* TASK ITEM: All entries below must be output word for word, and the pictures left behind.

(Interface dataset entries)
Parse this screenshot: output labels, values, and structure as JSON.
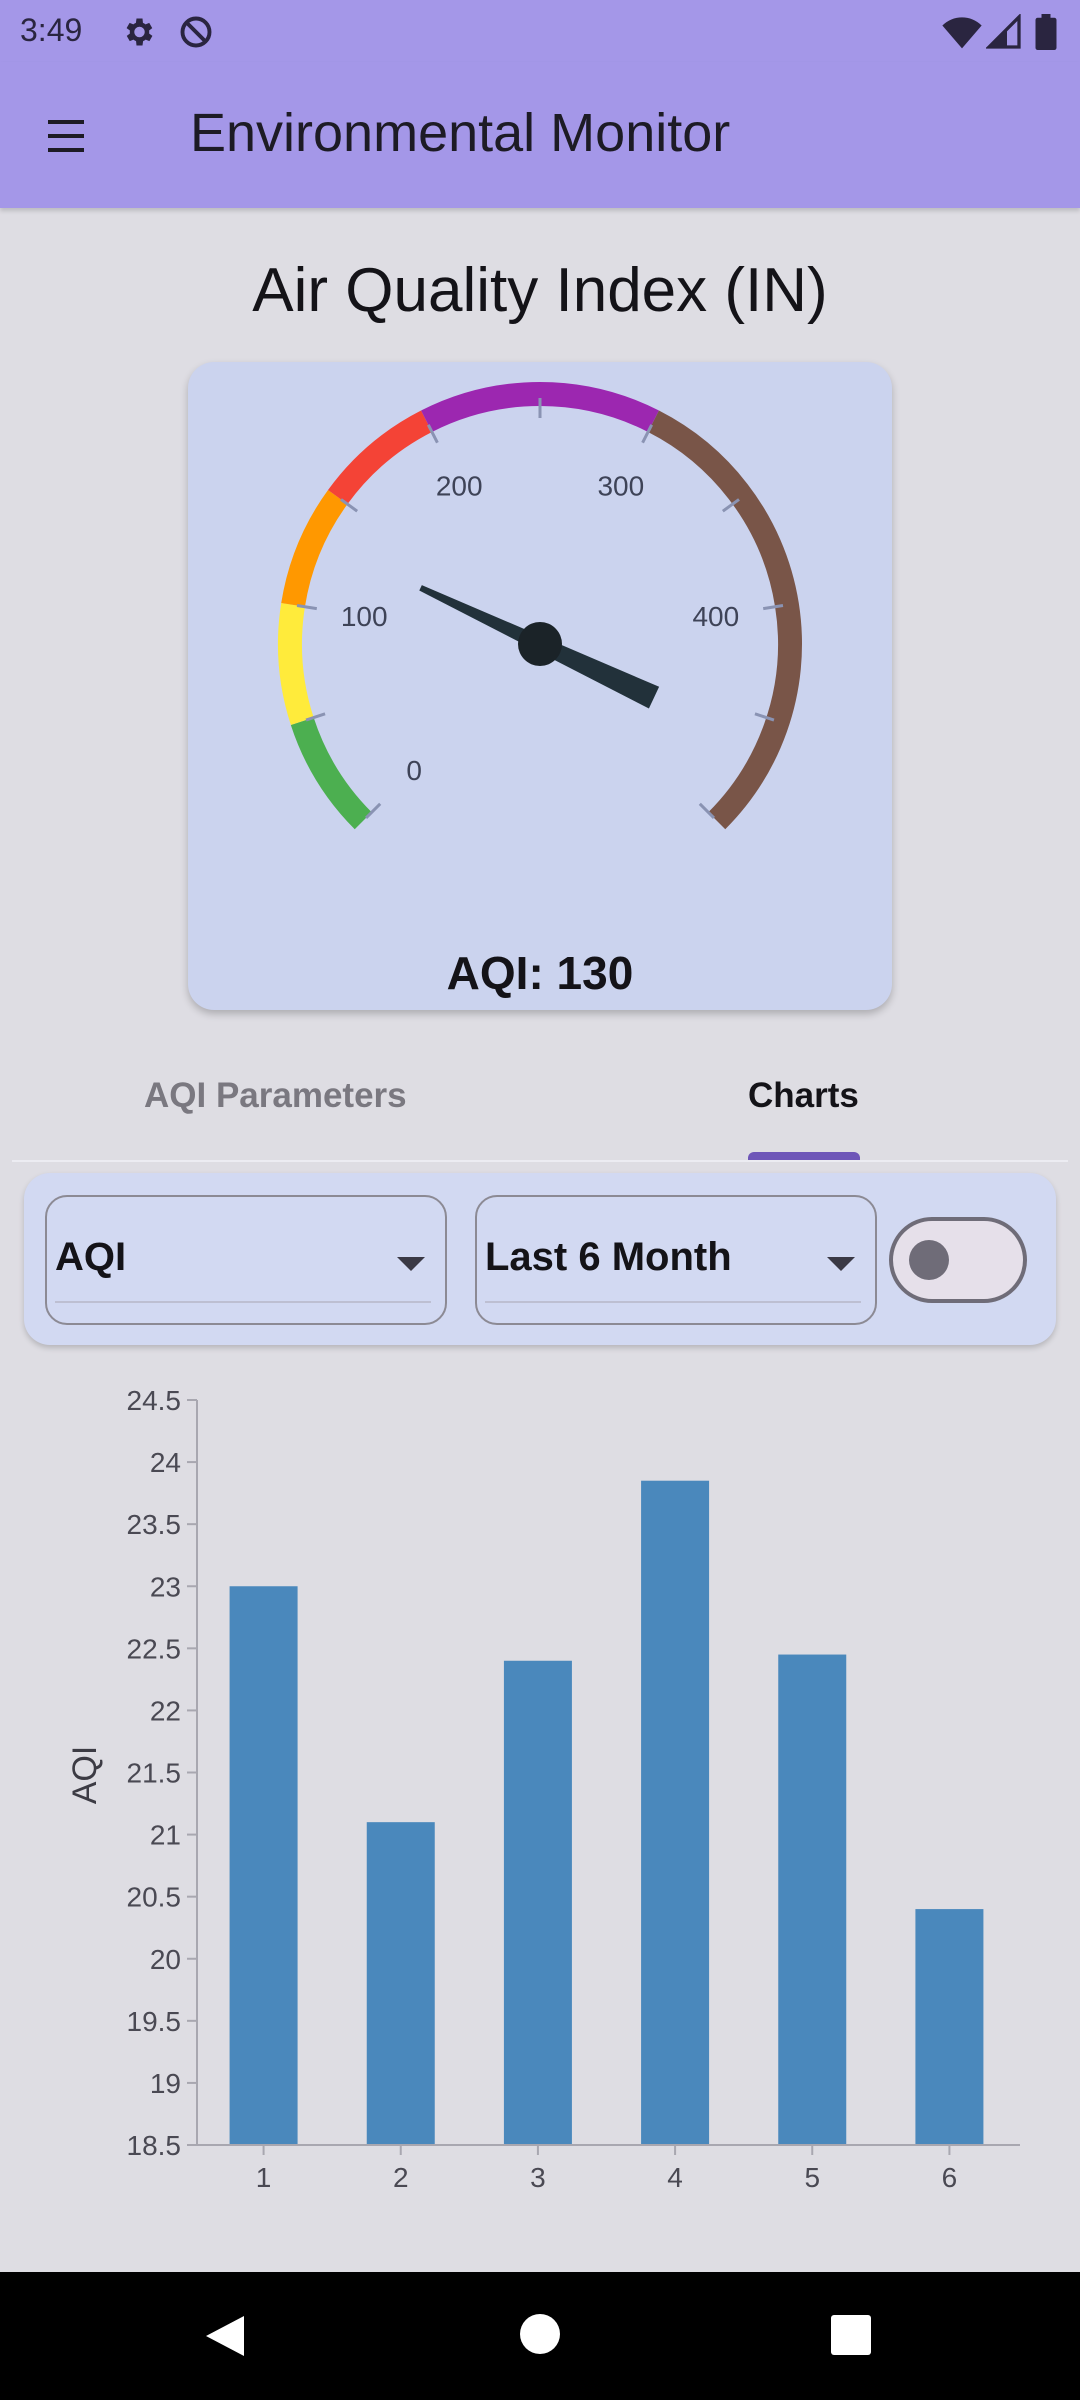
{
  "status_bar": {
    "time": "3:49",
    "icons": [
      "gear-icon",
      "no-disturb-icon",
      "wifi-icon",
      "signal-icon",
      "battery-icon"
    ]
  },
  "app_bar": {
    "title": "Environmental Monitor",
    "menu_icon": "hamburger-menu-icon",
    "background": "#a497e8"
  },
  "gauge": {
    "title": "Air Quality Index (IN)",
    "min": 0,
    "max": 500,
    "value": 130,
    "value_label": "AQI: 130",
    "tick_labels": [
      "0",
      "100",
      "200",
      "300",
      "400"
    ],
    "bands": [
      {
        "from": 0,
        "to": 50,
        "color": "#4caf50"
      },
      {
        "from": 50,
        "to": 100,
        "color": "#ffeb3b"
      },
      {
        "from": 100,
        "to": 150,
        "color": "#ff9800"
      },
      {
        "from": 150,
        "to": 200,
        "color": "#f44336"
      },
      {
        "from": 200,
        "to": 300,
        "color": "#9c27b0"
      },
      {
        "from": 300,
        "to": 500,
        "color": "#795548"
      }
    ]
  },
  "tabs": [
    {
      "label": "AQI Parameters",
      "selected": false
    },
    {
      "label": "Charts",
      "selected": true
    }
  ],
  "filters": {
    "parameter": "AQI",
    "period": "Last 6 Month",
    "toggle_on": false
  },
  "chart_data": {
    "type": "bar",
    "categories": [
      "1",
      "2",
      "3",
      "4",
      "5",
      "6"
    ],
    "values": [
      23.0,
      21.1,
      22.4,
      23.85,
      22.45,
      20.4
    ],
    "xlabel": "",
    "ylabel": "AQI",
    "ylim": [
      18.5,
      24.5
    ],
    "yticks": [
      "18.5",
      "19",
      "19.5",
      "20",
      "20.5",
      "21",
      "21.5",
      "22",
      "22.5",
      "23",
      "23.5",
      "24",
      "24.5"
    ],
    "bar_color": "#4a88bc",
    "grid": false
  },
  "nav_bar": {
    "icons": [
      "back-icon",
      "home-icon",
      "recents-icon"
    ]
  }
}
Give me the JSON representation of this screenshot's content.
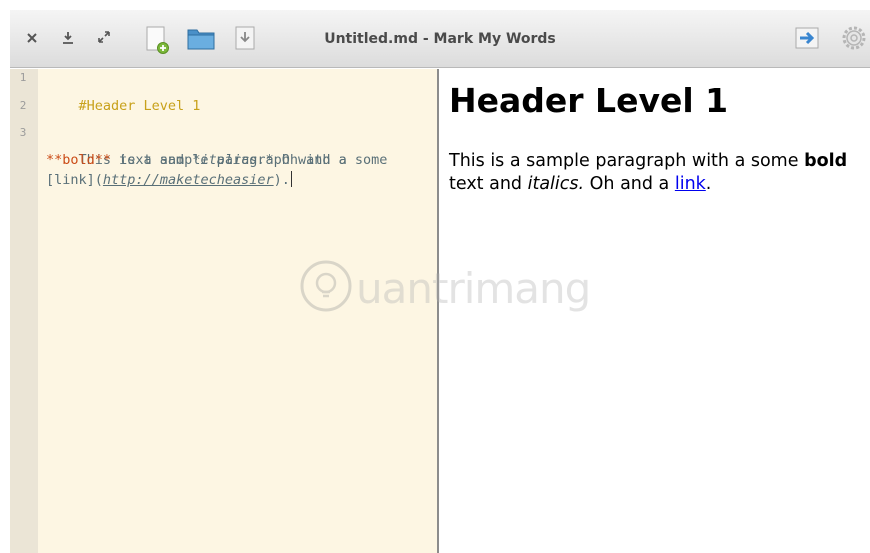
{
  "window": {
    "title": "Untitled.md - Mark My Words"
  },
  "toolbar": {
    "icons": [
      "close-icon",
      "minimize-icon",
      "maximize-icon",
      "new-file-icon",
      "open-folder-icon",
      "save-icon",
      "export-icon",
      "gear-icon"
    ]
  },
  "editor": {
    "line_numbers": [
      "1",
      "2",
      "3"
    ],
    "lines": {
      "l1": "#Header Level 1",
      "l3a": "This is a sample paragraph with a some",
      "l3b_bold": "**bold**",
      "l3b_mid": " text and ",
      "l3b_italic": "*italics.*",
      "l3b_end": " Oh and a",
      "l3c_link": "[link]",
      "l3c_open": "(",
      "l3c_url": "http://maketecheasier",
      "l3c_close": ")."
    }
  },
  "preview": {
    "heading": "Header Level 1",
    "p_start": "This is a sample paragraph with a some ",
    "p_bold": "bold",
    "p_mid": " text and ",
    "p_italic": "italics.",
    "p_mid2": " Oh and a ",
    "p_link": "link",
    "p_end": "."
  },
  "watermark": {
    "text": "uantrimang"
  },
  "colors": {
    "editor_bg": "#fdf6e3",
    "gutter_bg": "#ebe5d6",
    "markdown_header": "#c8a11a",
    "markdown_bold": "#cb4b16",
    "link": "#0000ee"
  }
}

* ANSWER TO THIS PROBLEM:
Parse this screenshot: output labels, values, and structure as JSON.
{
  "status_bar": {
    "time": "3:49",
    "icons": [
      "gear-icon",
      "no-disturb-icon",
      "wifi-icon",
      "signal-icon",
      "battery-icon"
    ]
  },
  "app_bar": {
    "title": "Environmental Monitor",
    "menu_icon": "hamburger-menu-icon",
    "background": "#a497e8"
  },
  "gauge": {
    "title": "Air Quality Index (IN)",
    "min": 0,
    "max": 500,
    "value": 130,
    "value_label": "AQI: 130",
    "tick_labels": [
      "0",
      "100",
      "200",
      "300",
      "400"
    ],
    "bands": [
      {
        "from": 0,
        "to": 50,
        "color": "#4caf50"
      },
      {
        "from": 50,
        "to": 100,
        "color": "#ffeb3b"
      },
      {
        "from": 100,
        "to": 150,
        "color": "#ff9800"
      },
      {
        "from": 150,
        "to": 200,
        "color": "#f44336"
      },
      {
        "from": 200,
        "to": 300,
        "color": "#9c27b0"
      },
      {
        "from": 300,
        "to": 500,
        "color": "#795548"
      }
    ]
  },
  "tabs": [
    {
      "label": "AQI Parameters",
      "selected": false
    },
    {
      "label": "Charts",
      "selected": true
    }
  ],
  "filters": {
    "parameter": "AQI",
    "period": "Last 6 Month",
    "toggle_on": false
  },
  "chart_data": {
    "type": "bar",
    "categories": [
      "1",
      "2",
      "3",
      "4",
      "5",
      "6"
    ],
    "values": [
      23.0,
      21.1,
      22.4,
      23.85,
      22.45,
      20.4
    ],
    "xlabel": "",
    "ylabel": "AQI",
    "ylim": [
      18.5,
      24.5
    ],
    "yticks": [
      "18.5",
      "19",
      "19.5",
      "20",
      "20.5",
      "21",
      "21.5",
      "22",
      "22.5",
      "23",
      "23.5",
      "24",
      "24.5"
    ],
    "bar_color": "#4a88bc",
    "grid": false
  },
  "nav_bar": {
    "icons": [
      "back-icon",
      "home-icon",
      "recents-icon"
    ]
  }
}
Give me the JSON representation of this screenshot's content.
{
  "window": {
    "title": "Untitled.md - Mark My Words"
  },
  "toolbar": {
    "icons": [
      "close-icon",
      "minimize-icon",
      "maximize-icon",
      "new-file-icon",
      "open-folder-icon",
      "save-icon",
      "export-icon",
      "gear-icon"
    ]
  },
  "editor": {
    "line_numbers": [
      "1",
      "2",
      "3"
    ],
    "lines": {
      "l1": "#Header Level 1",
      "l3a": "This is a sample paragraph with a some",
      "l3b_bold": "**bold**",
      "l3b_mid": " text and ",
      "l3b_italic": "*italics.*",
      "l3b_end": " Oh and a",
      "l3c_link": "[link]",
      "l3c_open": "(",
      "l3c_url": "http://maketecheasier",
      "l3c_close": ")."
    }
  },
  "preview": {
    "heading": "Header Level 1",
    "p_start": "This is a sample paragraph with a some ",
    "p_bold": "bold",
    "p_mid": " text and ",
    "p_italic": "italics.",
    "p_mid2": " Oh and a ",
    "p_link": "link",
    "p_end": "."
  },
  "watermark": {
    "text": "uantrimang"
  },
  "colors": {
    "editor_bg": "#fdf6e3",
    "gutter_bg": "#ebe5d6",
    "markdown_header": "#c8a11a",
    "markdown_bold": "#cb4b16",
    "link": "#0000ee"
  }
}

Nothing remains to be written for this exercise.